═══ DATA FOR PROCESSING

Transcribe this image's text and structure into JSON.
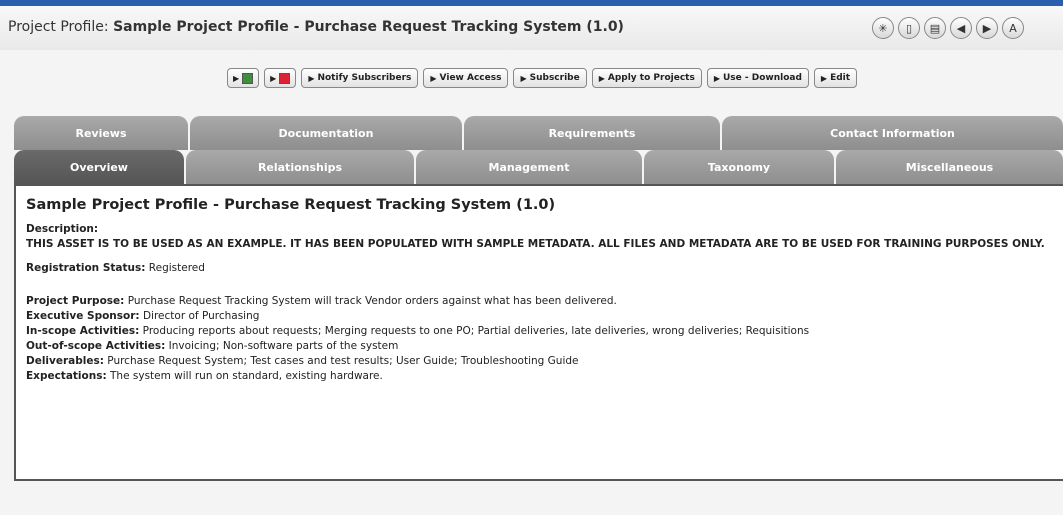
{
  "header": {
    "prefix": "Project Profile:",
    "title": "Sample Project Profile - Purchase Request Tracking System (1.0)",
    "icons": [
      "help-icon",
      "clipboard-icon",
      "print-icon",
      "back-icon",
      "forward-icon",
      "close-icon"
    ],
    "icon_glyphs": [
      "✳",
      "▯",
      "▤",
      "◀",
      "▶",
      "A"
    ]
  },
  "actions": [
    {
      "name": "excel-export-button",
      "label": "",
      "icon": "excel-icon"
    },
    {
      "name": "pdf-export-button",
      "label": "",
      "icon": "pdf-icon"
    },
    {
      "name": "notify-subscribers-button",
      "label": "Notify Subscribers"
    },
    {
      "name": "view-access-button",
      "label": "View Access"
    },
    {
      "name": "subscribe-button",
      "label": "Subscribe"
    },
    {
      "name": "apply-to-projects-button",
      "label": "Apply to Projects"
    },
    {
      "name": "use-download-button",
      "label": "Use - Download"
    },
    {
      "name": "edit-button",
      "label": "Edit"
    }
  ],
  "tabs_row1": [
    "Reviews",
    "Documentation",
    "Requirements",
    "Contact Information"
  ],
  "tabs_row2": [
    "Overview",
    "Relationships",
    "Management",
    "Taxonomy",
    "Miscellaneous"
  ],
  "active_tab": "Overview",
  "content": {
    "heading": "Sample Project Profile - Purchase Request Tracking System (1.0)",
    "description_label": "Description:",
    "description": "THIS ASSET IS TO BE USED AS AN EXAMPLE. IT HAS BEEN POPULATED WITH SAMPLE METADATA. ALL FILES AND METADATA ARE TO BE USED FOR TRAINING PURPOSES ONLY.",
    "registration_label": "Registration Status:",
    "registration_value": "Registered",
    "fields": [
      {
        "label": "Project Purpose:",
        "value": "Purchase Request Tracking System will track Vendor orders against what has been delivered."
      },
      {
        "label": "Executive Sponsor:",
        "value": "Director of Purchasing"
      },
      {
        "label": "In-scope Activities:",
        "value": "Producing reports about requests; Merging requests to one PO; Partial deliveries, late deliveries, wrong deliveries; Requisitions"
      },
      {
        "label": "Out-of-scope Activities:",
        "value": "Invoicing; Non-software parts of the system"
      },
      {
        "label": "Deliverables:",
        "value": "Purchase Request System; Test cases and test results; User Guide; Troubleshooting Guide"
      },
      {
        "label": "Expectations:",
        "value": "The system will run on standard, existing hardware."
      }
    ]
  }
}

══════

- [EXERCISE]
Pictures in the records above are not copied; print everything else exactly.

- [EXPECTED ANSWER]
Transcribe this image's text and structure into JSON.
{
  "header": {
    "prefix": "Project Profile:",
    "title": "Sample Project Profile - Purchase Request Tracking System (1.0)",
    "icons": [
      "help-icon",
      "clipboard-icon",
      "print-icon",
      "back-icon",
      "forward-icon",
      "close-icon"
    ],
    "icon_glyphs": [
      "✳",
      "▯",
      "▤",
      "◀",
      "▶",
      "A"
    ]
  },
  "actions": [
    {
      "name": "excel-export-button",
      "label": "",
      "icon": "excel-icon"
    },
    {
      "name": "pdf-export-button",
      "label": "",
      "icon": "pdf-icon"
    },
    {
      "name": "notify-subscribers-button",
      "label": "Notify Subscribers"
    },
    {
      "name": "view-access-button",
      "label": "View Access"
    },
    {
      "name": "subscribe-button",
      "label": "Subscribe"
    },
    {
      "name": "apply-to-projects-button",
      "label": "Apply to Projects"
    },
    {
      "name": "use-download-button",
      "label": "Use - Download"
    },
    {
      "name": "edit-button",
      "label": "Edit"
    }
  ],
  "tabs_row1": [
    "Reviews",
    "Documentation",
    "Requirements",
    "Contact Information"
  ],
  "tabs_row2": [
    "Overview",
    "Relationships",
    "Management",
    "Taxonomy",
    "Miscellaneous"
  ],
  "active_tab": "Overview",
  "content": {
    "heading": "Sample Project Profile - Purchase Request Tracking System (1.0)",
    "description_label": "Description:",
    "description": "THIS ASSET IS TO BE USED AS AN EXAMPLE. IT HAS BEEN POPULATED WITH SAMPLE METADATA. ALL FILES AND METADATA ARE TO BE USED FOR TRAINING PURPOSES ONLY.",
    "registration_label": "Registration Status:",
    "registration_value": "Registered",
    "fields": [
      {
        "label": "Project Purpose:",
        "value": "Purchase Request Tracking System will track Vendor orders against what has been delivered."
      },
      {
        "label": "Executive Sponsor:",
        "value": "Director of Purchasing"
      },
      {
        "label": "In-scope Activities:",
        "value": "Producing reports about requests; Merging requests to one PO; Partial deliveries, late deliveries, wrong deliveries; Requisitions"
      },
      {
        "label": "Out-of-scope Activities:",
        "value": "Invoicing; Non-software parts of the system"
      },
      {
        "label": "Deliverables:",
        "value": "Purchase Request System; Test cases and test results; User Guide; Troubleshooting Guide"
      },
      {
        "label": "Expectations:",
        "value": "The system will run on standard, existing hardware."
      }
    ]
  }
}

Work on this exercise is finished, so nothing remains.